Cerulean Winds has unveiled plans to develop an integrated 3GW floating wind and hydrogen development in the UK North Sea with an investment of £10bn.
The proposed development will comprise 200 large floating turbines located at West of Shetland and in the Central North Sea. The turbines will supply power to the majority of oil and gas platforms on the UK Continental Shelf (UKCS), said the green infrastructure developer.
The excess 1.5GW per hour power produced by the project will be consumed by onshore green hydrogen plants.
Cerulean Winds has made an official request to Marine Scotland for seeking seabed leases for the UKCS decarbonisation project, which has adopted an infrastructure project finance model.
The offshore floating wind licence owner and asset developer has appealed to the UK and Scottish governments to make an ‘exceptional’ case to enable the development of the proposed project.
It said that the project would not need any subsidies or contract for differences (CFD). Instead, it would generate hundreds of millions of pounds to government revenue in the form of leases and taxation through to 2030.
Cerulean Winds said that it has carried out the required infrastructure planning for the scheme for ensuring the required level of project readiness.
The company is aiming for a financial close on the project in the first quarter of 2022.
Construction is expected to begin shortly after the financial close with energisation targeted to begin in 2024.
According to Cerulean Winds, the proposed plan will help expedite the decarbonisation of oil and gas assets, while offsetting 20 million tonnes of CO2 emissions.
Cerulean Winds founding director Dan Jackson said: “The UK is progressing the energy transition, but a sense of urgency and joined-up approach is required to enable rapid decarbonisation of oil and gas assets or there is a risk of earlier decommissioning and significant job losses.
“Emissions are quite rightly no longer acceptable, but with emissions penalties and taxes coming, the UK oil and gas industry’s role in homegrown energy security during the transition could be threatened unless current decarbonisation efforts can be greatly speeded up.
“The consequences of not moving quickly enough will be catastrophic for the economy and the environment.”

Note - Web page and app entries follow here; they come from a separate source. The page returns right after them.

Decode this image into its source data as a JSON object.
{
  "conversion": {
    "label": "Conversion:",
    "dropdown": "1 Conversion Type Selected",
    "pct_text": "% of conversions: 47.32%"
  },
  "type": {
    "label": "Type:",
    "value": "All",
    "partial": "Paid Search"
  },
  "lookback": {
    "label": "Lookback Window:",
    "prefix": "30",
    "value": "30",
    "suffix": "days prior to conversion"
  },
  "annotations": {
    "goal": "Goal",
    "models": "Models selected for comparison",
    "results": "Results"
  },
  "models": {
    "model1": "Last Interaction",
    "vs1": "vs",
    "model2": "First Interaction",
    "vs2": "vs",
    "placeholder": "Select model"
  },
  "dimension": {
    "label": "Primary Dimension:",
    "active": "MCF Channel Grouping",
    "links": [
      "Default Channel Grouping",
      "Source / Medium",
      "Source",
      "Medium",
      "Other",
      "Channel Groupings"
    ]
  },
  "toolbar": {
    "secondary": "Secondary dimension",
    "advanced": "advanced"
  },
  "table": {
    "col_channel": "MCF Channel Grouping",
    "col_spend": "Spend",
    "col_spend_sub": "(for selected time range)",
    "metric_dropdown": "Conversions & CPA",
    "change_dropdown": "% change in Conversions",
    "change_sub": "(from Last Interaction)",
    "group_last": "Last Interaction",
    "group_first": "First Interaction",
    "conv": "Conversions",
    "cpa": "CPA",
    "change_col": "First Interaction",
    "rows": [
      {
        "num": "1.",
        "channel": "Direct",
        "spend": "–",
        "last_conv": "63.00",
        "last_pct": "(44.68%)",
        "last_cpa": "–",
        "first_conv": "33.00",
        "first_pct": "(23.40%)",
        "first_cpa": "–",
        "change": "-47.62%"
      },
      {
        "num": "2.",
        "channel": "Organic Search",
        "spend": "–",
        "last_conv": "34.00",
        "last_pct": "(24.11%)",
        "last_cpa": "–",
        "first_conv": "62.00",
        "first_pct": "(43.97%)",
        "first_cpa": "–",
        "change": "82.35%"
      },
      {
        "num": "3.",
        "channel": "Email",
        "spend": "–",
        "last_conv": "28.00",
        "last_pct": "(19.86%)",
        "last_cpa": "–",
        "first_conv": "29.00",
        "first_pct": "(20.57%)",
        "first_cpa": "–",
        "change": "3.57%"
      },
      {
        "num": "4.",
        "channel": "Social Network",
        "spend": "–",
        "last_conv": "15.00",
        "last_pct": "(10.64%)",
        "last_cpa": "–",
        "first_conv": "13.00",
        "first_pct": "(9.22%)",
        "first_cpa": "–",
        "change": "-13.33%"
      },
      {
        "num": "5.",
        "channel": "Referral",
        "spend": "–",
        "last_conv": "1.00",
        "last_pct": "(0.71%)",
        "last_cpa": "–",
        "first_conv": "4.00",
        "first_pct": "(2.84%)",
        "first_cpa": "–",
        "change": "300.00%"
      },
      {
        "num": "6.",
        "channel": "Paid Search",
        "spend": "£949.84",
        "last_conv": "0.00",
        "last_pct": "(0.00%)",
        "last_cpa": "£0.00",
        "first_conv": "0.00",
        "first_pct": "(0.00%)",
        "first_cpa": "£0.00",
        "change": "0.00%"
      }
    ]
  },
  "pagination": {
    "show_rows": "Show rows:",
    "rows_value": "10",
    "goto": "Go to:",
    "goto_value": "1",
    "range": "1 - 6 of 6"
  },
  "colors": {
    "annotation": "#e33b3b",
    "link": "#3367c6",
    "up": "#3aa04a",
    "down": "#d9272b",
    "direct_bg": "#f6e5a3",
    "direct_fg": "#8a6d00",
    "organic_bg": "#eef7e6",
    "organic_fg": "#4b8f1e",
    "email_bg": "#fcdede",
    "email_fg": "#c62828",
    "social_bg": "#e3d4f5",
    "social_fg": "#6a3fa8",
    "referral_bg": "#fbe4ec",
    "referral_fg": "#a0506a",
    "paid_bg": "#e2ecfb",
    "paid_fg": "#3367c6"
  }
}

The green infrastructure developer said that it has tier 1 contractors in place to execute the project apart from engaging the financial markets for its funding.